**Problem to solve**
Determine the number of lines in the entries below in which the word "TensorFlow" appears, and reply with that number only.

**The data**
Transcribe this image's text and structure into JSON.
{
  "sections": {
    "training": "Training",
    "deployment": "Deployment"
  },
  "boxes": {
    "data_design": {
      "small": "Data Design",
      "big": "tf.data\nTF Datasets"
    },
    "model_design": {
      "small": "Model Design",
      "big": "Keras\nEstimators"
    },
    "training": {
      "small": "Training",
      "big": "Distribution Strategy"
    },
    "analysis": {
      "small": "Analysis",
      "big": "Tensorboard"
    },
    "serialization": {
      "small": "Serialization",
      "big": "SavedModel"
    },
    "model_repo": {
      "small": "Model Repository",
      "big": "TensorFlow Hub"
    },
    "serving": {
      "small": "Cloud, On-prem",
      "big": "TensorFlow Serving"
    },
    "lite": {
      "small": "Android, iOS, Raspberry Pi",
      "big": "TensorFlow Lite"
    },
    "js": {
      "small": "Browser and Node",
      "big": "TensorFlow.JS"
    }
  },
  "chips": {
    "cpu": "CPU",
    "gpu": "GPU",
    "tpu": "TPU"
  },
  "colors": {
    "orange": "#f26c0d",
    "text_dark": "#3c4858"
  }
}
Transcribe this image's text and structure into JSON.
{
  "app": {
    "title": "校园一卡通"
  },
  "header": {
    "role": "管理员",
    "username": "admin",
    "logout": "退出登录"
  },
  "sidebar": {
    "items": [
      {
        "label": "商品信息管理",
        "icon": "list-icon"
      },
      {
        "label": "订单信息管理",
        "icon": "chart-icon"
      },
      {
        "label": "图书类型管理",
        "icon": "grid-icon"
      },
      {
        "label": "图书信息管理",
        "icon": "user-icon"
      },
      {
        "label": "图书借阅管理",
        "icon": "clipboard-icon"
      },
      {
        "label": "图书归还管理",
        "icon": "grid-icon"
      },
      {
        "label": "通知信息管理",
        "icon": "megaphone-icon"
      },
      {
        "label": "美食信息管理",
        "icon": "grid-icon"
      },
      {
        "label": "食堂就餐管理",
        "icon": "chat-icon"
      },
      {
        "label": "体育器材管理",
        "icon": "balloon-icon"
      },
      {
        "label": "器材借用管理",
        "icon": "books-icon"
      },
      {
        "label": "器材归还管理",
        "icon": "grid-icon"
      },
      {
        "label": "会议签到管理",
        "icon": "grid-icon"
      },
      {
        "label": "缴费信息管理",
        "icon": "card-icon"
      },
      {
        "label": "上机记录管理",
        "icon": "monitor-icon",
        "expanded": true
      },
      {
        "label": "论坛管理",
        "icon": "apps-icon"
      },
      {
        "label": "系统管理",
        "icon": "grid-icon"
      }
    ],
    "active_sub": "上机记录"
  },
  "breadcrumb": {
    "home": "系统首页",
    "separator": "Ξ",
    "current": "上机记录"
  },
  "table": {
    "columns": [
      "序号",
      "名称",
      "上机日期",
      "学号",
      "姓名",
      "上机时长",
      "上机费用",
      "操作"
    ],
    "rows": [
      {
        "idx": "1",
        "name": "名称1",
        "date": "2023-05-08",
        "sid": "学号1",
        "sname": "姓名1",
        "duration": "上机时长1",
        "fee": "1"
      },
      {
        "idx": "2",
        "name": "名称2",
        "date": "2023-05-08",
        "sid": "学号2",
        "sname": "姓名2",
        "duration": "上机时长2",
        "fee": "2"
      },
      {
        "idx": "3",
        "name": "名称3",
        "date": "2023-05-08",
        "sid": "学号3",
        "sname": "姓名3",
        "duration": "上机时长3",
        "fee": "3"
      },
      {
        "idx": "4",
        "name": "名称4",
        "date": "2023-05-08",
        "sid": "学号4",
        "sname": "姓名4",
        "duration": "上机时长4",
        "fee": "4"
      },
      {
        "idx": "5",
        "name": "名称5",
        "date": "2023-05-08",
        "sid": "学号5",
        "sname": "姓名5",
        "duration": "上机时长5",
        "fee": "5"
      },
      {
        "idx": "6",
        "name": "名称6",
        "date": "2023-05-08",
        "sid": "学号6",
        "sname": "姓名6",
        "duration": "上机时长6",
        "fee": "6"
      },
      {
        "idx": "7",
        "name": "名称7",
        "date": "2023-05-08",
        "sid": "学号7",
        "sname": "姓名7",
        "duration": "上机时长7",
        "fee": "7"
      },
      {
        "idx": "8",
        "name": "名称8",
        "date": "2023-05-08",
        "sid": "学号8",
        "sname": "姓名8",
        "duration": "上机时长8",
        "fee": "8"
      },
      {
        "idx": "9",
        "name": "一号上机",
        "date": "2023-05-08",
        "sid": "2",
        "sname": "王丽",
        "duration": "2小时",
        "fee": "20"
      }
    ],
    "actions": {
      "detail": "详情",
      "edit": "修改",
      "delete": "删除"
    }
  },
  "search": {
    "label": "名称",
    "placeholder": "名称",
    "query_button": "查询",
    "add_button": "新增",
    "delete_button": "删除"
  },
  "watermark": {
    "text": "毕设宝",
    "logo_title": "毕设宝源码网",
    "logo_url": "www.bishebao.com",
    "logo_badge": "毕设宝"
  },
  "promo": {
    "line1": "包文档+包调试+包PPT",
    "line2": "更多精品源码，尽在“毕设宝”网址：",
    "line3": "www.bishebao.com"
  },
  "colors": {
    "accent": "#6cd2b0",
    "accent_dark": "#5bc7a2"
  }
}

**Exercise result**
4